(Data records)
━━━━━━

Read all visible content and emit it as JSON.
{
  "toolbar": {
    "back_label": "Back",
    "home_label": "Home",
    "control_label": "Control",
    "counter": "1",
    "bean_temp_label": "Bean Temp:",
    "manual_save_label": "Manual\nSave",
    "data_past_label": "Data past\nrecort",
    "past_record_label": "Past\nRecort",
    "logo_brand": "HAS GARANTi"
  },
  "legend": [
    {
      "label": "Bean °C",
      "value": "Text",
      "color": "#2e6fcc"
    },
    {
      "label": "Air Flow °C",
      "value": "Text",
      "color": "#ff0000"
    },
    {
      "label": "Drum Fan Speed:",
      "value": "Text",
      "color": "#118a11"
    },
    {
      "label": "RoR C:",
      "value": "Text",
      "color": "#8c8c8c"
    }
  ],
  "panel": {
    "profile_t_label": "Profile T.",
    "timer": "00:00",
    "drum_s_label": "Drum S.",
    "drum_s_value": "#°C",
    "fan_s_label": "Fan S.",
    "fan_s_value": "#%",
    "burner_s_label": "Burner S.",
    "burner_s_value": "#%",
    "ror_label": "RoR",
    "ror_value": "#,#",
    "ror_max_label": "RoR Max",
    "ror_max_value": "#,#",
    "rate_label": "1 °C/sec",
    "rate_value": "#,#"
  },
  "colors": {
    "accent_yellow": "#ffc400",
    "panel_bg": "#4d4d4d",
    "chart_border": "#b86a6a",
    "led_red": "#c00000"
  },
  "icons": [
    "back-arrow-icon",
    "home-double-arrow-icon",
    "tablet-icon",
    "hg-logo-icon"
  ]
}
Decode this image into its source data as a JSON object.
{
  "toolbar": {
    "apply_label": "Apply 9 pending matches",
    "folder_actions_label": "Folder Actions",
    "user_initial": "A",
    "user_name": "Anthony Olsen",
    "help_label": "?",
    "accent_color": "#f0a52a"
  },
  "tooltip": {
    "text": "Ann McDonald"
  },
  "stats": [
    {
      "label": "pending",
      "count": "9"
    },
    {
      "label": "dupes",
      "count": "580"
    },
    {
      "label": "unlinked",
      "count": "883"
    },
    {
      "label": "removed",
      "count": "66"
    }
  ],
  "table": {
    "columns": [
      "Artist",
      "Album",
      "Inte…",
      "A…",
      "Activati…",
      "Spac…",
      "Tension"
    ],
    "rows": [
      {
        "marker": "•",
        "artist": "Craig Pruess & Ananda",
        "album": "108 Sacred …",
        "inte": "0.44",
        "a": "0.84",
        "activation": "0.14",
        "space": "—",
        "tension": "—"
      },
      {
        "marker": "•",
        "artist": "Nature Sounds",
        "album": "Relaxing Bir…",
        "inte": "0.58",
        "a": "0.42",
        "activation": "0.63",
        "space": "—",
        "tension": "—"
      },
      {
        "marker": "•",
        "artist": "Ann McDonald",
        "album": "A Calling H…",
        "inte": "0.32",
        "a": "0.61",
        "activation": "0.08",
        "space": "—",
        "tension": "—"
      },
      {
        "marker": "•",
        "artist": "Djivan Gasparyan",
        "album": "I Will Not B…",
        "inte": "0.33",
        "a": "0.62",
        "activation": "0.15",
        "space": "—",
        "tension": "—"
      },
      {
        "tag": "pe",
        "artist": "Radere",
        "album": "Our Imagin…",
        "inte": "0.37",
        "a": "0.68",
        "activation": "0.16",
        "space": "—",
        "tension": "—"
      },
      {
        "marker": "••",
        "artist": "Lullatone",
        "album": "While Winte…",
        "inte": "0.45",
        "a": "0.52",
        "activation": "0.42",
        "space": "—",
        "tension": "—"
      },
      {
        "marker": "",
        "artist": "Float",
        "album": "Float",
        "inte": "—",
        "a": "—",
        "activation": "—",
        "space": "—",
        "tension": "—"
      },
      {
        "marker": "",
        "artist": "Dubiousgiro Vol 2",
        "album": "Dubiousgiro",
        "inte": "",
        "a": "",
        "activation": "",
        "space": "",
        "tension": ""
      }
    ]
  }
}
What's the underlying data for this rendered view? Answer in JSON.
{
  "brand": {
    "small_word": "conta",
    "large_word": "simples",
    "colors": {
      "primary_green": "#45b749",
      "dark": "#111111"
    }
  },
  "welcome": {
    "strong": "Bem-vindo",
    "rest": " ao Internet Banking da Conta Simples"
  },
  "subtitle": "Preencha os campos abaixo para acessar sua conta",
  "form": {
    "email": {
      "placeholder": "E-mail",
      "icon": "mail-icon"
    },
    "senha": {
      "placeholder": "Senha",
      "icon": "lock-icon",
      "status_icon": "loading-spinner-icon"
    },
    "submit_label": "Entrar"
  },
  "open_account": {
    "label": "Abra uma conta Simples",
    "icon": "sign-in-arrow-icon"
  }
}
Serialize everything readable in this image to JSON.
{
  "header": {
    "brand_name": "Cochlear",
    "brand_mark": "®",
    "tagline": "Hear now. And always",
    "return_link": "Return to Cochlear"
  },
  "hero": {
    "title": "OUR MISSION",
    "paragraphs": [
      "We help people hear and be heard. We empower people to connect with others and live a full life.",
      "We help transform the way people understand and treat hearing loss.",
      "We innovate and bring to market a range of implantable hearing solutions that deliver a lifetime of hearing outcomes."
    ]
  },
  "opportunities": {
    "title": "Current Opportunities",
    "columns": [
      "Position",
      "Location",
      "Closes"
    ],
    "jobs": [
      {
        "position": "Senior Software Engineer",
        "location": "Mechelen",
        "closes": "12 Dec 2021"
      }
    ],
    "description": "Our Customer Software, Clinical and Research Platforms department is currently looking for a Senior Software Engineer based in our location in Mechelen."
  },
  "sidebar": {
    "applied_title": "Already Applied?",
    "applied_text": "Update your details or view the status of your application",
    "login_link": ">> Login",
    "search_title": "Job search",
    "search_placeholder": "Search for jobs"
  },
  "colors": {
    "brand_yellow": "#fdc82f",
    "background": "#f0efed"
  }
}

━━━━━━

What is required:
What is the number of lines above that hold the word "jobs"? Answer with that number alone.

Solution below:
2